You can configure the Datadog Agent to collect metrics from SQL Server by following the instructions in the SQL Server integration tile in your account. This integration offers a number of basic SQL Server metrics, which you can expand to your own liking.
But there is a common connection error that users run into while they’re setting up this integration, one that can be especially frustrating to troubleshoot since there are many variables that can cause it. In full, the error looks like this:
'Unable to connect to SQL Server for instance 127.0.0.1,1433 - None. \n Traceback (most recent call last):\n File "C:\\Program Files (x86)\\Datadog\\Datadog Agent\\files\\..\\checks.d\\sqlserver.py", line 219, in get_cursor\n File "adodbapi\\adodbapi.pyc", line 116, in connect\nOperationalError: (com_error(-2147352567, \'Exception occurred.\', (0, u\'Microsoft OLE DB Provider for SQL Server\', u\'[DBNETLIB][ConnectionOpen (Connect()).]SQL Server does not exist or access denied.\', None, 0, -2147467259), None), \'Error opening connection to "Provider=SQLOLEDB;Data Source=127.0.0.1,1433;Initial Catalog=master;User ID=datadog;Password=******;"\')\n'
As you’ll gather from SQL Server does not exist or access denied, this error indicates that the Agent was unable to connect to your SQL Server to complete its data collection.
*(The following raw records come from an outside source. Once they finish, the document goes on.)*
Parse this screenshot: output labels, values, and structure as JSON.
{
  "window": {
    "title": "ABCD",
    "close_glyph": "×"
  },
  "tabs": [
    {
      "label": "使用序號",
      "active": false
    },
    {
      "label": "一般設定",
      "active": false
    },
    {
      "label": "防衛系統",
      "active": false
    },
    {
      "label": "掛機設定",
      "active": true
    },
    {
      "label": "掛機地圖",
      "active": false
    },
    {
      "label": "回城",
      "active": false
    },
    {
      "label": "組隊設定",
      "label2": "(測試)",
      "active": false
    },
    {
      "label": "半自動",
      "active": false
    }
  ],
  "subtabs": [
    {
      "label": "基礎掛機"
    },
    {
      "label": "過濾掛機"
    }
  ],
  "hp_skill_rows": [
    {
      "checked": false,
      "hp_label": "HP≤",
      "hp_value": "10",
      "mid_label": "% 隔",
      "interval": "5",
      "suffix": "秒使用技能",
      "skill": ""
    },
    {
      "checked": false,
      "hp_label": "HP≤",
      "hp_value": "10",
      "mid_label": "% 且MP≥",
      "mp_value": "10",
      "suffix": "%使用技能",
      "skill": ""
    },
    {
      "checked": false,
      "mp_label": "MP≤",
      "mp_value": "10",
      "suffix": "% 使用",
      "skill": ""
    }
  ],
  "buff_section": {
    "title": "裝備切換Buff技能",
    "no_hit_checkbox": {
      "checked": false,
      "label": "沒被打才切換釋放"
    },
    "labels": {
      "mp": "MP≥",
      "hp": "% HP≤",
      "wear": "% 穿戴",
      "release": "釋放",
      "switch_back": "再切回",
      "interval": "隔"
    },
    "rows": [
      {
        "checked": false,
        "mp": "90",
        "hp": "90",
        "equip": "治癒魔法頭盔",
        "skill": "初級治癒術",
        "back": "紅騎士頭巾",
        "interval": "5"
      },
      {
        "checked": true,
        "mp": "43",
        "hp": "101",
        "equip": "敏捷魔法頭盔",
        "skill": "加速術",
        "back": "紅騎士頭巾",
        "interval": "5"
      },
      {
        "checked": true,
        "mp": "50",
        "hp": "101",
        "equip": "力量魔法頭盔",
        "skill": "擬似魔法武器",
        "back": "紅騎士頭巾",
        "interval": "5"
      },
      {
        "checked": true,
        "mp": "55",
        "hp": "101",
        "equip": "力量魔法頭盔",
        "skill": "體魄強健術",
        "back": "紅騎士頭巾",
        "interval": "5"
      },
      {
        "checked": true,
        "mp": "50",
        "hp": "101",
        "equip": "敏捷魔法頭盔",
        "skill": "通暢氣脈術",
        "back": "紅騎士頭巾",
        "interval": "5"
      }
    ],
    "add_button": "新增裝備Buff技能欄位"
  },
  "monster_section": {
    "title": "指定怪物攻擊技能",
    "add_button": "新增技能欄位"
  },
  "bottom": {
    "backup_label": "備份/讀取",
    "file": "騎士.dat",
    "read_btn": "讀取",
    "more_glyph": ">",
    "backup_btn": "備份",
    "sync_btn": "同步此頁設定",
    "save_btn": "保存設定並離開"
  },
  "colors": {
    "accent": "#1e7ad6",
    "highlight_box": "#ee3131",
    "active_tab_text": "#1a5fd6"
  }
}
This could be caused by any of the following:
;) - use curly brackets around the password to resolve (
If you are unsure of how to set up your server to listen on the correct TCP/IP address/port, this page from Microsoft should give you some direction (IPv4 and IPALL are the specifically relevant parts; there, you may set your port either as a “Dynamic” or as a “Static” port, but whichever you aren’t using should be left blank). If the Agent is installed on the same host as your SQL Server, it may be appropriate to set your sqlserver.yaml’s host option to “127.0.0.1”, even if the host is not a localhost from your perspective as a user. The standard port for connections to SQL Server is 1433.
If you are unsure how to set your SQL Server’s authentication mode, you may find this page from Microsoft useful.
Do note that any of the above changes that you make to your SQL Server will require that you restart your SQL Server before the changes take effect.
Here’s an example of some SQL Server IP/TCP settings that have worked just fine on one of our testing environments (Windows 2012 R2, SQL Server 2014 Express):
Our SQL Server check relies on the adodbapi Python library, which has some limitations in the characters that it is able to use in making a connection string to a SQL Server. If your Agent experiences trouble connecting to your SQL Server, and if you find errors similar to the following in your Agent’s collector.logs, your
sqlserver.yaml probably includes some character that causes issues with adodbapi.
OperationalError: (KeyError('Python string format error in connection string->',), 'Error opening connection to ""')
At the moment, the only character we know of that causes this specific connectivity issue is the “%” character. If you want to use the “%” character in your
sqlserver.yaml (e.g, if your Datadog SQL Server user password includes a “%"), you will have to escape that character by including a double “%%” in place of each single “%”.
In order to connect to SQL Server (either hosted on Linux or Windows) from a Linux host, you first must install the Microsoft ODBC Driver for your Linux distribution by following the instructions on the following page:
Next, install the pyodbc module. This can be done by running pip install pyodbc within your Agent’s python environment. For example:
$ sudo /opt/datadog-agent/embedded/bin/pip install pyodbc
Lastly, configure your
sqlserver.yaml file to define the ODBC driver you installed and enable the ODBC connector.
init_config: instances: - host: <HOST>,<PORT> # enable the odbc connector connector: odbc # enable the ODBC driver driver: ODBC Driver 13 for SQL Server username: <USERNAME> password: <PASSWORD>
If you are unsure of the driver name to use, you can find it enclosed in brackets at the top of
$ cat /etc/odbcinst.ini [ODBC Driver 13 for SQL Server] Description=Microsoft ODBC Driver 13 for SQL Server Driver=/opt/microsoft/msodbcsql/lib64/libmsodbcsql-13.1.so.7.0 UsageCount=1